>>>>

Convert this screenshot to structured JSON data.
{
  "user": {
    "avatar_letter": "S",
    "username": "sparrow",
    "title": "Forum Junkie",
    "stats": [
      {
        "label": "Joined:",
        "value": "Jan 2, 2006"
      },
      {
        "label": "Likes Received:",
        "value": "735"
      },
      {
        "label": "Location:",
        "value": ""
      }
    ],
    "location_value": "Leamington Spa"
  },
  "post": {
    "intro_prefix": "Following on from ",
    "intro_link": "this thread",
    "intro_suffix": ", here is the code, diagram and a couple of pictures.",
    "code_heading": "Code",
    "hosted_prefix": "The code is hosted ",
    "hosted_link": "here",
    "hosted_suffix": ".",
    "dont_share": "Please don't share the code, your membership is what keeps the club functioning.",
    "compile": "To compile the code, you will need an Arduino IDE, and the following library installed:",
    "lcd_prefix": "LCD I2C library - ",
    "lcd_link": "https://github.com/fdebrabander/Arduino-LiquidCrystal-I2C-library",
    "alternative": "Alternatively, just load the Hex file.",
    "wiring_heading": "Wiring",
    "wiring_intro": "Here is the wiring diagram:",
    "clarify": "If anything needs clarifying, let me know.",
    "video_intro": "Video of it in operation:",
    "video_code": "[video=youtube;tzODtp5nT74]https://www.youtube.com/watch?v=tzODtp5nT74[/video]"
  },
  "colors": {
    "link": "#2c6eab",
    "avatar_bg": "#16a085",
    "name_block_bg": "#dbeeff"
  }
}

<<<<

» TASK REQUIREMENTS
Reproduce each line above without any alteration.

» PROBLEM SOLUTION
Convert this screenshot to structured JSON data.
{
  "user": {
    "avatar_letter": "S",
    "username": "sparrow",
    "title": "Forum Junkie",
    "stats": [
      {
        "label": "Joined:",
        "value": "Jan 2, 2006"
      },
      {
        "label": "Likes Received:",
        "value": "735"
      },
      {
        "label": "Location:",
        "value": ""
      }
    ],
    "location_value": "Leamington Spa"
  },
  "post": {
    "intro_prefix": "Following on from ",
    "intro_link": "this thread",
    "intro_suffix": ", here is the code, diagram and a couple of pictures.",
    "code_heading": "Code",
    "hosted_prefix": "The code is hosted ",
    "hosted_link": "here",
    "hosted_suffix": ".",
    "dont_share": "Please don't share the code, your membership is what keeps the club functioning.",
    "compile": "To compile the code, you will need an Arduino IDE, and the following library installed:",
    "lcd_prefix": "LCD I2C library - ",
    "lcd_link": "https://github.com/fdebrabander/Arduino-LiquidCrystal-I2C-library",
    "alternative": "Alternatively, just load the Hex file.",
    "wiring_heading": "Wiring",
    "wiring_intro": "Here is the wiring diagram:",
    "clarify": "If anything needs clarifying, let me know.",
    "video_intro": "Video of it in operation:",
    "video_code": "[video=youtube;tzODtp5nT74]https://www.youtube.com/watch?v=tzODtp5nT74[/video]"
  },
  "colors": {
    "link": "#2c6eab",
    "avatar_bg": "#16a085",
    "name_block_bg": "#dbeeff"
  }
}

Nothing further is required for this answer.